Among more than 50 items donated for the Children's Hospital benefit is Bookwalter Winery's offer of a trip to South Africa's wine country, along with collection of etched and painted magnums of the Richland winery's Columbia Valley wines. That has a minimum bid of $2,500.
Another item includes dinner at the Seastar Restaurant & Raw Bar in Bellevue with actor Kyle MacLachlan, a Yakima native, and his friend and winemaker Eric Dunham of Dunham Cellars in Walla Walla. The minimum bid on that package is $1,200.
And for more star power, there's Cuvee Edgar All-Star Syrah, a team effort produced by Seattle Mariners designated hitter and oenophile Edgar Martinez and Columbia Winery's winemaker David Lake. Starting bid: $1,500.
The Saturday event begins with a silent auction followed by dinner and a live auction. Bidders will will feast on such entrees as Chatham Straits Smoked Black Cod prepared by Charles Ramseyer of Ray's Boathouse, and Salt Spring Island Rack of Lamb Chops with Mint Pesto crafted by Gavin Stephenson of the Four Seasons Olympic Hotel.

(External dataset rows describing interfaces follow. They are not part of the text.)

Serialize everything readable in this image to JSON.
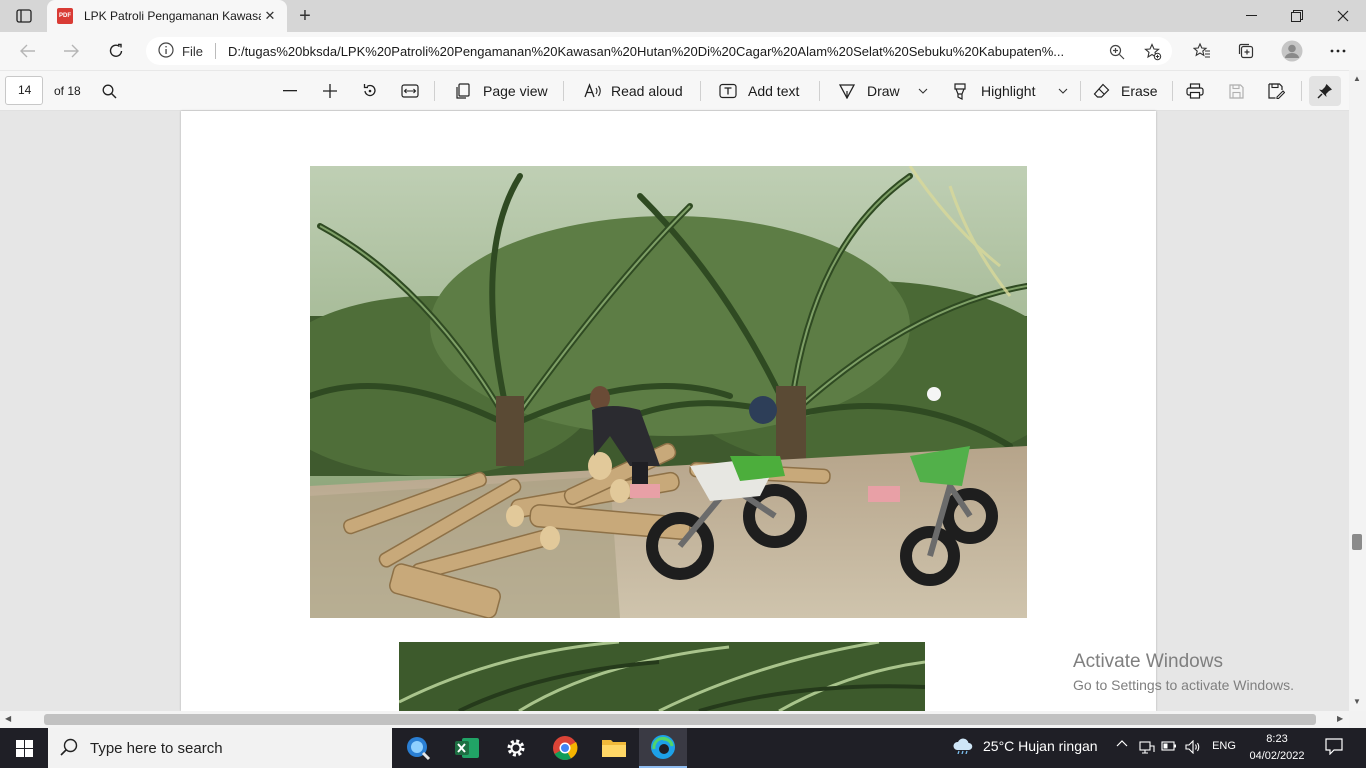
{
  "browser": {
    "tab_title": "LPK Patroli Pengamanan Kawasan Hutan",
    "tab_icon_label": "PDF",
    "address_scheme": "File",
    "url": "D:/tugas%20bksda/LPK%20Patroli%20Pengamanan%20Kawasan%20Hutan%20Di%20Cagar%20Alam%20Selat%20Sebuku%20Kabupaten%..."
  },
  "pdf_toolbar": {
    "page_number": "14",
    "page_total": "of 18",
    "page_view": "Page view",
    "read_aloud": "Read aloud",
    "add_text": "Add text",
    "draw": "Draw",
    "highlight": "Highlight",
    "erase": "Erase"
  },
  "watermark": {
    "title": "Activate Windows",
    "subtitle": "Go to Settings to activate Windows."
  },
  "taskbar": {
    "search_placeholder": "Type here to search",
    "weather": "25°C  Hujan ringan",
    "language": "ENG",
    "time": "8:23",
    "date": "04/02/2022"
  },
  "colors": {
    "pdf_icon": "#d93b35",
    "taskbar_bg": "#1f1f26",
    "excel": "#1d6f42",
    "edge": "#1da1e8"
  }
}
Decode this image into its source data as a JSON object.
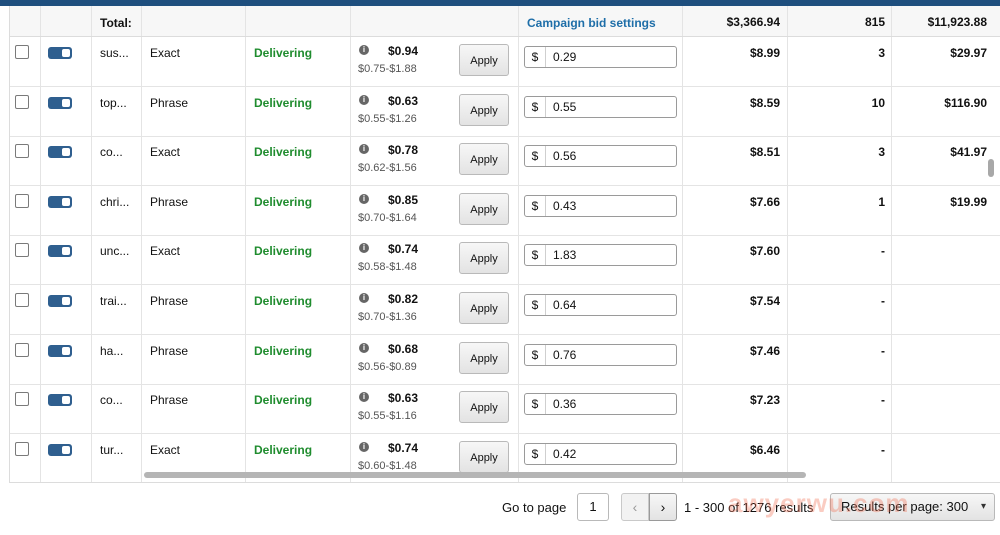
{
  "header": {
    "total_label": "Total:",
    "campaign_bid_settings": "Campaign bid settings",
    "total_spend": "$3,366.94",
    "total_clicks": "815",
    "total_sales": "$11,923.88"
  },
  "rows": [
    {
      "keyword": "sus...",
      "match": "Exact",
      "status": "Delivering",
      "suggested": "$0.94",
      "range": "$0.75-$1.88",
      "apply": "Apply",
      "bid": "0.29",
      "spend": "$8.99",
      "clicks": "3",
      "sales": "$29.97"
    },
    {
      "keyword": "top...",
      "match": "Phrase",
      "status": "Delivering",
      "suggested": "$0.63",
      "range": "$0.55-$1.26",
      "apply": "Apply",
      "bid": "0.55",
      "spend": "$8.59",
      "clicks": "10",
      "sales": "$116.90"
    },
    {
      "keyword": "co...",
      "match": "Exact",
      "status": "Delivering",
      "suggested": "$0.78",
      "range": "$0.62-$1.56",
      "apply": "Apply",
      "bid": "0.56",
      "spend": "$8.51",
      "clicks": "3",
      "sales": "$41.97"
    },
    {
      "keyword": "chri...",
      "match": "Phrase",
      "status": "Delivering",
      "suggested": "$0.85",
      "range": "$0.70-$1.64",
      "apply": "Apply",
      "bid": "0.43",
      "spend": "$7.66",
      "clicks": "1",
      "sales": "$19.99"
    },
    {
      "keyword": "unc...",
      "match": "Exact",
      "status": "Delivering",
      "suggested": "$0.74",
      "range": "$0.58-$1.48",
      "apply": "Apply",
      "bid": "1.83",
      "spend": "$7.60",
      "clicks": "-",
      "sales": ""
    },
    {
      "keyword": "trai...",
      "match": "Phrase",
      "status": "Delivering",
      "suggested": "$0.82",
      "range": "$0.70-$1.36",
      "apply": "Apply",
      "bid": "0.64",
      "spend": "$7.54",
      "clicks": "-",
      "sales": ""
    },
    {
      "keyword": "ha...",
      "match": "Phrase",
      "status": "Delivering",
      "suggested": "$0.68",
      "range": "$0.56-$0.89",
      "apply": "Apply",
      "bid": "0.76",
      "spend": "$7.46",
      "clicks": "-",
      "sales": ""
    },
    {
      "keyword": "co...",
      "match": "Phrase",
      "status": "Delivering",
      "suggested": "$0.63",
      "range": "$0.55-$1.16",
      "apply": "Apply",
      "bid": "0.36",
      "spend": "$7.23",
      "clicks": "-",
      "sales": ""
    },
    {
      "keyword": "tur...",
      "match": "Exact",
      "status": "Delivering",
      "suggested": "$0.74",
      "range": "$0.60-$1.48",
      "apply": "Apply",
      "bid": "0.42",
      "spend": "$6.46",
      "clicks": "-",
      "sales": ""
    }
  ],
  "pagination": {
    "goto_label": "Go to page",
    "page_value": "1",
    "prev_icon": "‹",
    "next_icon": "›",
    "results_text": "1 - 300 of 1276 results",
    "per_page_label": "Results per page: 300",
    "per_page_chevron": "▾"
  },
  "watermark": "awyerwu.com",
  "colors": {
    "topbar": "#1f4f7e",
    "status_green": "#1f8c2e",
    "link_blue": "#1e6ea8",
    "toggle_blue": "#2f5f8f"
  }
}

Moran and Pecota attribute the success of their respective auctions to a formula that blends such trappings of high society and haute cuisine with basic services for people in need.
While relying on the well-to-do for fund raising can return big rewards, charitable bottom lines also fall when the economy sours.
Andy Demsky, a spokesman for the Napa Valley Vintners Association, which organizes the Napa Valley Wine Auction, said the $6.1 million raised this year is down from $7.6 million in 2001 and its all-time high of $9.5 million in 2000. "We're starting to see the auction as probably a bellwether for the economy," he said.
For similar reasons, the Auction of Washington Wines last year saw its first drop in total take, falling $100,000 shy of the $1.6 million raised in 2000.
Moran said she is uncertain how Saturday's auction will fare in light of the current stock market roller coaster, but even raising some money is better than raising none at all.
"For us, the jury is out, but our procurements are up," she said. "We don't have any reason to believe we'll be down from last year. If it is, we'll just look to next year. This auction isn't going away."
Thomas P. Skeen can be reached at 509-525-3300 or by e-mail at email@example.com.